Only the lines with "time" in the entries below belong in the answer; please copy them.

-- Record excerpts follows --

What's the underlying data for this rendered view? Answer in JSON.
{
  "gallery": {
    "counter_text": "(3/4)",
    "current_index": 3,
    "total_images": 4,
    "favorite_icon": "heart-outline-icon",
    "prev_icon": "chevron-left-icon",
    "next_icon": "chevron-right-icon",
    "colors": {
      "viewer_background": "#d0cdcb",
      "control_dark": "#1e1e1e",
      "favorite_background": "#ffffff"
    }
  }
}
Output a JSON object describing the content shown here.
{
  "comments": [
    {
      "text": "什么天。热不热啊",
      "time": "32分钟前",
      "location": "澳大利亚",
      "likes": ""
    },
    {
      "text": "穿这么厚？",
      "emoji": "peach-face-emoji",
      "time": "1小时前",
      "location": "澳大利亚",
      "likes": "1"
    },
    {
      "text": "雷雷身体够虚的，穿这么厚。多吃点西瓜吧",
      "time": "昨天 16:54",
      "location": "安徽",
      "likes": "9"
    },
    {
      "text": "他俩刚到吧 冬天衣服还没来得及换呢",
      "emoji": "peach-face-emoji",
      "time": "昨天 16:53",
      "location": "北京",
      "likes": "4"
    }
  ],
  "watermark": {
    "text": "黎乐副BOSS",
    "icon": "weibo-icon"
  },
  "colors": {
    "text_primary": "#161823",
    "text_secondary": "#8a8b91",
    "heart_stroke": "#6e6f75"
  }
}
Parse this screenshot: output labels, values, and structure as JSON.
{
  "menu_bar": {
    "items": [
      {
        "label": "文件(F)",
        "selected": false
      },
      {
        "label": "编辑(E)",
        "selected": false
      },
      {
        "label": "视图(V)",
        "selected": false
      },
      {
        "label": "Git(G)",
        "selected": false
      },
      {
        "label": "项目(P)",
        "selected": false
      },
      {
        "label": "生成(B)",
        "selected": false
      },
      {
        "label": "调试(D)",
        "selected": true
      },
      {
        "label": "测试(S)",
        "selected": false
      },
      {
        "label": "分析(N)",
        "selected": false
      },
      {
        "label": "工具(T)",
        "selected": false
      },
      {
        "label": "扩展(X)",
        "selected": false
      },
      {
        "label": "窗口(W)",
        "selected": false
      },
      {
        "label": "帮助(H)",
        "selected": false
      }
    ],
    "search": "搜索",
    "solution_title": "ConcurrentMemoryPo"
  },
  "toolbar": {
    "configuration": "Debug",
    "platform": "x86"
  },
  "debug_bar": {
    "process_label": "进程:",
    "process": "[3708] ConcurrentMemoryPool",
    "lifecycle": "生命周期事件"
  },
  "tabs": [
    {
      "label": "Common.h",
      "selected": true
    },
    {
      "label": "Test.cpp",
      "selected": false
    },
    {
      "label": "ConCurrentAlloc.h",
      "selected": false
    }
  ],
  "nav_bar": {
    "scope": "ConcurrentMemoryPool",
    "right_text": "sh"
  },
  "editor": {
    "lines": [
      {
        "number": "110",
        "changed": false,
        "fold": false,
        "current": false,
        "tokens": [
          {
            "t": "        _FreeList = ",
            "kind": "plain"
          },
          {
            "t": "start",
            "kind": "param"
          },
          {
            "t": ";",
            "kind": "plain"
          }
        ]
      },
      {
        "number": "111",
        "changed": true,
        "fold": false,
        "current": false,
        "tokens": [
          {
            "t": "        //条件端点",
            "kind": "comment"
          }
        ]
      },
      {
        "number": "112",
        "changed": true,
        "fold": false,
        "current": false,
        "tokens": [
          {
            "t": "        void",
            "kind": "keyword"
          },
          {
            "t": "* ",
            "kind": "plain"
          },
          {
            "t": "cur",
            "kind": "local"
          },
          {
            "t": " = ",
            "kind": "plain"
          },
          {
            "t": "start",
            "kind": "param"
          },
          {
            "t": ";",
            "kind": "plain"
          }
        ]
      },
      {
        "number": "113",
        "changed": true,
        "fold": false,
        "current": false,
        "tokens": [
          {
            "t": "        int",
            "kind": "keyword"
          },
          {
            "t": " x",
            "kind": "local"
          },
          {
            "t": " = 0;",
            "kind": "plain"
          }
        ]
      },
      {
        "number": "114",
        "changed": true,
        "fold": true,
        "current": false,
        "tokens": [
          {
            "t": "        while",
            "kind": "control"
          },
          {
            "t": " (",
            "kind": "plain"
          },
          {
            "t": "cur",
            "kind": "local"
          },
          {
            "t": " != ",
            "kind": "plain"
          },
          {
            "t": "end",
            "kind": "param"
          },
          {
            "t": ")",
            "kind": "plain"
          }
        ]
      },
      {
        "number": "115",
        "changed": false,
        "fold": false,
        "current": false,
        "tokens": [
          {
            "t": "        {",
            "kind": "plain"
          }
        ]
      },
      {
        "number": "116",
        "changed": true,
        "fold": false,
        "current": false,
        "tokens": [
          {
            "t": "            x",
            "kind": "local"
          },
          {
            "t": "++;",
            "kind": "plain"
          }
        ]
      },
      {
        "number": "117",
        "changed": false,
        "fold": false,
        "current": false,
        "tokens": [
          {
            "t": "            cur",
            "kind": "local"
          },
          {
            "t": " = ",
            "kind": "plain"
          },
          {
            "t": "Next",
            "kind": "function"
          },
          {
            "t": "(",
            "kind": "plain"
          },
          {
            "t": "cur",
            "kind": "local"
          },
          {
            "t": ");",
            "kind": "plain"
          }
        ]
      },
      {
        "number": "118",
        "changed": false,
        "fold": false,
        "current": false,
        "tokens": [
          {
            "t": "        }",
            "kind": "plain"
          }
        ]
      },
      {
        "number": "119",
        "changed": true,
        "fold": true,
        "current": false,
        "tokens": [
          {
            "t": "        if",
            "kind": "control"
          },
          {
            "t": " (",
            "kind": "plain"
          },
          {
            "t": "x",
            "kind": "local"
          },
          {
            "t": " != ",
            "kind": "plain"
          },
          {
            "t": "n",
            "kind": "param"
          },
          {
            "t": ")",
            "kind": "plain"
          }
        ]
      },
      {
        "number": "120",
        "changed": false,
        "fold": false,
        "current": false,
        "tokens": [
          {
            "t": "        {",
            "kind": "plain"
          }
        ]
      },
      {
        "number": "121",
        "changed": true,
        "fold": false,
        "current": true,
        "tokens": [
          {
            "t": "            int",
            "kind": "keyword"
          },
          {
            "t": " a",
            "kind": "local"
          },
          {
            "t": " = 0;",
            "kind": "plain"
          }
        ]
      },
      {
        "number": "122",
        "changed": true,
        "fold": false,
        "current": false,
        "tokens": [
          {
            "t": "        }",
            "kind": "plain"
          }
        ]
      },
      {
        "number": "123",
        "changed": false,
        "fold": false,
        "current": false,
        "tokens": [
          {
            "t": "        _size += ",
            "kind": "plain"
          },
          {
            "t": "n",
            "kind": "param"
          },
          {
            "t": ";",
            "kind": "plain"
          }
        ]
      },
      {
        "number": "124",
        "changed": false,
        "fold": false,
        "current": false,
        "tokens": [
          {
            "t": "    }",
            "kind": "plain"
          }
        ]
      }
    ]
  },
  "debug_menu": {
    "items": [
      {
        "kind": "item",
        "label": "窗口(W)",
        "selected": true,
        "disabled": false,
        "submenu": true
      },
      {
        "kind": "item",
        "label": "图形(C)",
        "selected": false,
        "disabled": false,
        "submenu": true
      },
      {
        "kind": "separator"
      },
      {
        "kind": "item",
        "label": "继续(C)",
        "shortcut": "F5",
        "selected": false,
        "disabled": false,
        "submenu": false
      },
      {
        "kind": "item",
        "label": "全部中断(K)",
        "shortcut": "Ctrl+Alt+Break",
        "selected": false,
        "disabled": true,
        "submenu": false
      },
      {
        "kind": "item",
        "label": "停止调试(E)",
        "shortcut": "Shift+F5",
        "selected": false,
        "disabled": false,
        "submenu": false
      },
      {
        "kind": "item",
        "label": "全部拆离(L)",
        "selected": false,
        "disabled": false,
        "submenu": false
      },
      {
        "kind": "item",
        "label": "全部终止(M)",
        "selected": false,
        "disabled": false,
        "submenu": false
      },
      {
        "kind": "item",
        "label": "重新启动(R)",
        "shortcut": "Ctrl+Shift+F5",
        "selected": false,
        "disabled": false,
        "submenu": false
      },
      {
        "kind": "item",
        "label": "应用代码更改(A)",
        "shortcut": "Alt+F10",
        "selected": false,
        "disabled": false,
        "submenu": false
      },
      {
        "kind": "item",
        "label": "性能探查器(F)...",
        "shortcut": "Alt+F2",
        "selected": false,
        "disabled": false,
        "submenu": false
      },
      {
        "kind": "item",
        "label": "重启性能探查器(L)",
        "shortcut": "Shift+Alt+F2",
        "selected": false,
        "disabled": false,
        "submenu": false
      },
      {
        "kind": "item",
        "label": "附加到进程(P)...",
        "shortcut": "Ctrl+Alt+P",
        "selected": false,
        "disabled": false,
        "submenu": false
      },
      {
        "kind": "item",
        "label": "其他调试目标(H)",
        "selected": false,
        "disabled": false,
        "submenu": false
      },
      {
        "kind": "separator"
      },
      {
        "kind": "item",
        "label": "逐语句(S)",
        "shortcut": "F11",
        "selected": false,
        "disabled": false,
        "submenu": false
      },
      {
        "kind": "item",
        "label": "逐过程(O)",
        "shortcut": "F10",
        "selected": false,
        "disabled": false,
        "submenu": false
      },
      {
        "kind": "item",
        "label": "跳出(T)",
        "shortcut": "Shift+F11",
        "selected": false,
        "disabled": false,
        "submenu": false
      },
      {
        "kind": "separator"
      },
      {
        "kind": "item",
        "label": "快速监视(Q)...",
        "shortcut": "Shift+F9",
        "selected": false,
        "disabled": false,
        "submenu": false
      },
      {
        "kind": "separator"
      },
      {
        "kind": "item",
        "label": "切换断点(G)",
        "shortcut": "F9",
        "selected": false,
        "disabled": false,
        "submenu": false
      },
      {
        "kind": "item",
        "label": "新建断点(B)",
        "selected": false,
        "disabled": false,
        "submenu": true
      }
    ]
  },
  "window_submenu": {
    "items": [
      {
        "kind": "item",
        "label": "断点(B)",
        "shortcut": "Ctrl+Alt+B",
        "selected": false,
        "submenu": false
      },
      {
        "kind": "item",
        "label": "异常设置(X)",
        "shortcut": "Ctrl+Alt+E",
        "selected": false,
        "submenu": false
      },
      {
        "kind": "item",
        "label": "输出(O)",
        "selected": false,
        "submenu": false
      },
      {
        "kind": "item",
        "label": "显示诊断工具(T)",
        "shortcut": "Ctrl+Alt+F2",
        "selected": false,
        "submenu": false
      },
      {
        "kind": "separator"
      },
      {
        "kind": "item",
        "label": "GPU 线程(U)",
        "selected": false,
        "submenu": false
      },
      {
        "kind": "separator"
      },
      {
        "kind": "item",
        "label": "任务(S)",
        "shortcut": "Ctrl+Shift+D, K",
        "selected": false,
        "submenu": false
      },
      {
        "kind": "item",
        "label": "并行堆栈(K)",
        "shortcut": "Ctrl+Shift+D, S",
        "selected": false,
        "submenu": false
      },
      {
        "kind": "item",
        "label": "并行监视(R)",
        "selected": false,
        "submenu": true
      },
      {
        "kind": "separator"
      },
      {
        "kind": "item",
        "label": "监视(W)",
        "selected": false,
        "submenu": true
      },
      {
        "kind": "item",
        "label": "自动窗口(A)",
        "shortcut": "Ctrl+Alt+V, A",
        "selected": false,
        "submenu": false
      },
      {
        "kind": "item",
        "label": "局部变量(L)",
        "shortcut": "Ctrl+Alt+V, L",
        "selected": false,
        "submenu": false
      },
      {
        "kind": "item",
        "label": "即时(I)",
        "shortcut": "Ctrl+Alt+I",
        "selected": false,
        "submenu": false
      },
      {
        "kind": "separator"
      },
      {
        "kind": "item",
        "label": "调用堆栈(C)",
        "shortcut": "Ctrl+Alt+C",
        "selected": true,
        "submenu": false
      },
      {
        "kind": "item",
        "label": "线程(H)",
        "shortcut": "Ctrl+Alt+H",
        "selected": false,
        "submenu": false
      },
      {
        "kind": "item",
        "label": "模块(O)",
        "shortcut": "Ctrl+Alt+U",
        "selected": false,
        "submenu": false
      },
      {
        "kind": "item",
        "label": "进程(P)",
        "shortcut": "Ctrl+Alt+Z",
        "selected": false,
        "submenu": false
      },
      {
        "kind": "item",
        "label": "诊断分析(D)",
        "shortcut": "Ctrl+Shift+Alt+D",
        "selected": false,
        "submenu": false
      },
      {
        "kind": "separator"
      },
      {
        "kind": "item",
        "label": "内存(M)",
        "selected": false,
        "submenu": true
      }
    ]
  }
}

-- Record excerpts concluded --

§ Task result
      "time": "32分钟前",
      "time": "1小时前",
      "time": "昨天 16:54",
      "time": "昨天 16:53",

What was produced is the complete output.